Publisher: Emerson & Church, Publishers
Writing to raise money takes more than a few choice words. Highly profitable communications use a wide array of "trade secrets" to boost response. Things like emotional triggers, a working knowledge of reader psychology, the discovery of eye motion studies, and donor research – all help writing pros reap big rewards from their appeal letters, newsletters, websites, case statements, and more.Now these trade secrets are yours, collected in one easy-to-understand volume: How to Write Fundraising Materials that Raise More Money – The Art, the Science, the Secrets. Author Tom Ahern is recognized as one of North America's leading experts on effective communications. His workshops are in hot demand. Last year he released a first-of-its-kind book on moneymaking donor newsletters.Now, in his new book, Ahern reveals all: how top fundraising writers inspire their prospects to make that first gift – and how they keep existing donors loyal and generous.Raising more money through words, via the printed page or online, is no accident. But anyone can do it well: you don't need special writing talent. All you need is this essential guide to best practices in the fundraising industry.
Author: Deena Mandell
Publisher: Canadian Scholars’ Press

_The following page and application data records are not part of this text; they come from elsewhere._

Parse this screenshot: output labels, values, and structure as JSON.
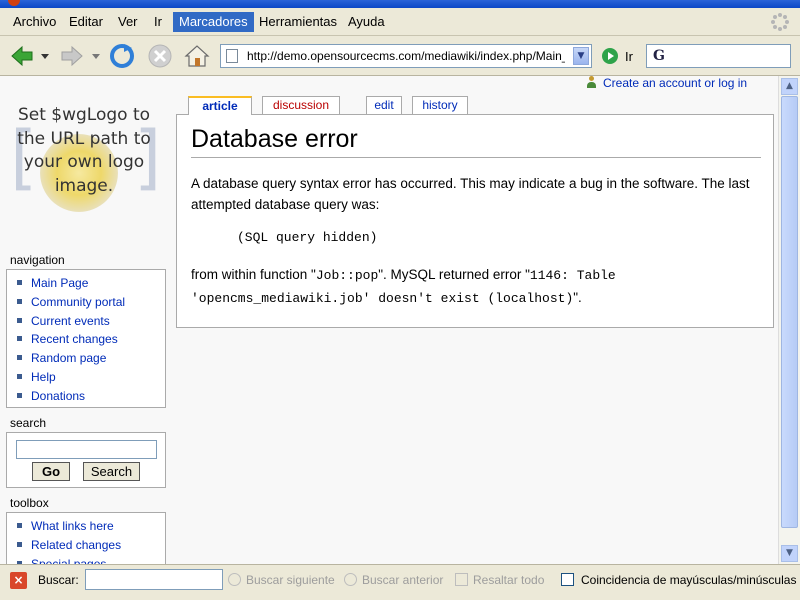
{
  "menubar": {
    "items": [
      "Archivo",
      "Editar",
      "Ver",
      "Ir",
      "Marcadores",
      "Herramientas",
      "Ayuda"
    ]
  },
  "toolbar": {
    "url": "http://demo.opensourcecms.com/mediawiki/index.php/Main_",
    "go_label": "Ir"
  },
  "page": {
    "user_link": "Create an account or log in",
    "logo_text": "Set $wgLogo to the URL path to your own logo image.",
    "tabs": [
      "article",
      "discussion",
      "edit",
      "history"
    ],
    "navigation": {
      "title": "navigation",
      "items": [
        "Main Page",
        "Community portal",
        "Current events",
        "Recent changes",
        "Random page",
        "Help",
        "Donations"
      ]
    },
    "search": {
      "title": "search",
      "value": "",
      "go_label": "Go",
      "search_label": "Search"
    },
    "toolbox": {
      "title": "toolbox",
      "items": [
        "What links here",
        "Related changes",
        "Special pages"
      ]
    },
    "content": {
      "heading": "Database error",
      "para1": "A database query syntax error has occurred. This may indicate a bug in the software. The last attempted database query was:",
      "sql_hidden": "(SQL query hidden)",
      "p2_a": "from within function \"",
      "p2_func": "Job::pop",
      "p2_b": "\". MySQL returned error \"",
      "p2_error": "1146: Table 'opencms_mediawiki.job' doesn't exist (localhost)",
      "p2_c": "\"."
    }
  },
  "findbar": {
    "label": "Buscar:",
    "value": "",
    "next_label": "Buscar siguiente",
    "prev_label": "Buscar anterior",
    "highlight_label": "Resaltar todo",
    "match_case_label": "Coincidencia de mayúsculas/minúsculas"
  }
}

In recent years, several developments have stimulated new ways of thinking about the social worker's "self" or "selves" in all aspects of practice. The focus on practice with diverse populations, and the emphasis on "anti-oppressive" practice have highlighted elements of the relationship between social worker and client. The objective of this book is threefold: 1. Offer the reader a historical/developmental overview of the concept of "use of self" and critically explore its adequacy for contemporary ethical practice. 2. Provide the reader with first-person, practitioners' accounts of their own "use of self" in examples of reflective practice approaches. 3. Broaden the scope of the concept of critical "use of self" to fields of service where it is under-theorized in, for example, community work and corrections.
Author: Jane C. Geever
In the fifth edition of our essential Guide, author Jane C. Geever provides detailed instructions on preparing successful grant proposals. Incorporating the results of 40 interviews with grantmakers across the nation, the Guide reveals their priorities in reviewing submissions and provides insight into what makes a winning proposal. The Guide outlines the entire proposal-writing process: Pre-Proposal Planning Tips - This helps you decide when your nonprofit is ready to raise funds and determine how to best define your project. Components of the Proposal - Review actual cover letters, project descriptions, budgets, and examples of important follow-up communications with prospective donors. Guidance from Grantmakers - Interviews highlight new trends in grantmaking: preferred proposal formats, funder cultivation strategies, tips on re-submitting a rejected request, and on how to capture and sustain a grantmaker's interest.
Author: Ann L Cunliffe
Conceived by Chris Grey and written to get you thinking, the “Very Short, Fairly Interesting and Reasonably Cheap” series offers an informal, conversational, accessible yet sophisticated and critical overview of what you find in conventional textbooks. The Second Edition of Cunliffe's Management covers topics that are central to management, organizational behaviour or leadership courses, with updated international content referring to current issues such as the economic crisis and unemployment. Suitable for students of Business and Management at Undergraduate, Postgraduate and MBA levels and anyone intrigued by the field of Management studies.